Countries either have a lineup of people trying to leave, or a lineup of people trying to get in. Canada is blessed to be one of those rare countries that is the latter. But keeping it this way requires visionary leadership we have yet to have the courage to adopt.

  • The second lesson is that a serious, long-term plan involving all three levels of government is needed to meet this challenge. This episode uncovered systemic issues that no one level of government can solve on their own. While the feds should take the reins, to make this work, all levels must collaborate on, to name a few, housing, labour and educational strategies.
  • The third and final lesson: loud and persistent public pressure is necessary to guarantee that this plan is built and executed.

Obvious to anyone paying attention to the latest municipal campaign is that this event only underlined and exacerbated pre-existing areas where Toronto is falling desperately short. Indeed, its genesis lies in the startling fact that Toronto’s shelter system is at full capacity virtually every night, that of the 9,000 people who rely on the system, about 35 per cent are refugees and that the number of asylum seekers in Toronto’s shelter system has grown by 500 per cent in 20 months.

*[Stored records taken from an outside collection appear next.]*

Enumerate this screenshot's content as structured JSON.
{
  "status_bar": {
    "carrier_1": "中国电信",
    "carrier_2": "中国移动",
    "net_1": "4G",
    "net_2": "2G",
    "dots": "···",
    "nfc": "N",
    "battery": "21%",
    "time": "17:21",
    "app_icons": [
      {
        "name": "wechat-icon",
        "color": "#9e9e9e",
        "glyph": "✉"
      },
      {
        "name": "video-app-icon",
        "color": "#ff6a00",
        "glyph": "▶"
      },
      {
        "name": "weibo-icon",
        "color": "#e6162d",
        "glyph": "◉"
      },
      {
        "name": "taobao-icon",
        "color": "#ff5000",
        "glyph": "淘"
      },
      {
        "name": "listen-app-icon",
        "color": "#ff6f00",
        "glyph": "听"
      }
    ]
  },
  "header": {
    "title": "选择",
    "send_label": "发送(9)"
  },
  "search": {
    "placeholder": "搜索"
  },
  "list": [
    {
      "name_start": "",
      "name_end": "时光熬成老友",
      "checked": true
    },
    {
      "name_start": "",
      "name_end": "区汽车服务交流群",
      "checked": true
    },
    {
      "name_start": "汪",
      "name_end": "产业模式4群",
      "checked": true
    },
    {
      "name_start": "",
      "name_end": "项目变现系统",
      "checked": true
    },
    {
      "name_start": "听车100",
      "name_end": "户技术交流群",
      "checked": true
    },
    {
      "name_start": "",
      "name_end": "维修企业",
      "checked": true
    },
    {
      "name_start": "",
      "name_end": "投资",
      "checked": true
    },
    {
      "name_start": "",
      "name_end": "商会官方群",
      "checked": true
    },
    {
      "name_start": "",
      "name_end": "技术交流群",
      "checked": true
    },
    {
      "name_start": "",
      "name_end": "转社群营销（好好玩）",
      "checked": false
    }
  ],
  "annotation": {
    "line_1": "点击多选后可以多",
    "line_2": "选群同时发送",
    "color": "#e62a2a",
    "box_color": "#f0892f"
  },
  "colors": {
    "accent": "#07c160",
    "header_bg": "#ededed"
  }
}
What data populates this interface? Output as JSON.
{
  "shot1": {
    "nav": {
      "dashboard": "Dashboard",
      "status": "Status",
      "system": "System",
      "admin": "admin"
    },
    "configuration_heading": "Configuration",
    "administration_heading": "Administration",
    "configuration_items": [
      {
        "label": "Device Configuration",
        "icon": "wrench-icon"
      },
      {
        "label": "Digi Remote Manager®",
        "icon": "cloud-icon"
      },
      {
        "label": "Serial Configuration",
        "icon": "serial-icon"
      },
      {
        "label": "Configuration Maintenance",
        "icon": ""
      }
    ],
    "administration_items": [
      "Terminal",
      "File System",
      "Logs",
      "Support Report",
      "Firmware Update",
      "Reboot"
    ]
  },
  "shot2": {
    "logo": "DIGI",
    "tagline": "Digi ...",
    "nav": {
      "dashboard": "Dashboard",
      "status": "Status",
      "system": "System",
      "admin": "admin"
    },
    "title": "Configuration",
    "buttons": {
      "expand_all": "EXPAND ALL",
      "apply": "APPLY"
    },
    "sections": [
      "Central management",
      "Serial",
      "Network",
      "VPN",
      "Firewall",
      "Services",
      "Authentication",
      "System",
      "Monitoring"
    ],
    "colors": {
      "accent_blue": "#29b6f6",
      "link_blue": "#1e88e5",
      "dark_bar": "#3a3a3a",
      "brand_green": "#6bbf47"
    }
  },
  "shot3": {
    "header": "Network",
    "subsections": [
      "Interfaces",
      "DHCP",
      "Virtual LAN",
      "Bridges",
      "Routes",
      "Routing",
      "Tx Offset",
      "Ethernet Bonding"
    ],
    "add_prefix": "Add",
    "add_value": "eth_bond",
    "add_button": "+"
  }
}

These numbers represent an emergency, a level of human suffering that cannot and should not be tolerated. And yet it took this particular story — justifiably highlighted by our media — before we woke up.

The positive side of this coin is that once Canadians witnessed these images, action was demanded, then taken. The negative side is that it was not until this story exploded in the media that we did.

But that reveals a hard truth: how many major issues affecting so many disadvantaged sectors of our society have we ignored until the TV cameras show up? How many communities continue, for decades, on boiled water advisories because we just can’t be bothered to continue to care?

And so enough. It shouldn’t take last-minute emergencies. It shouldn’t take the glare of the media light. It shouldn’t take the arrival of a Hollywood celebrity for us to care. Instead, we should care because we are Canadians. Because we, as Canadians, have values.

Not just when they are convenient.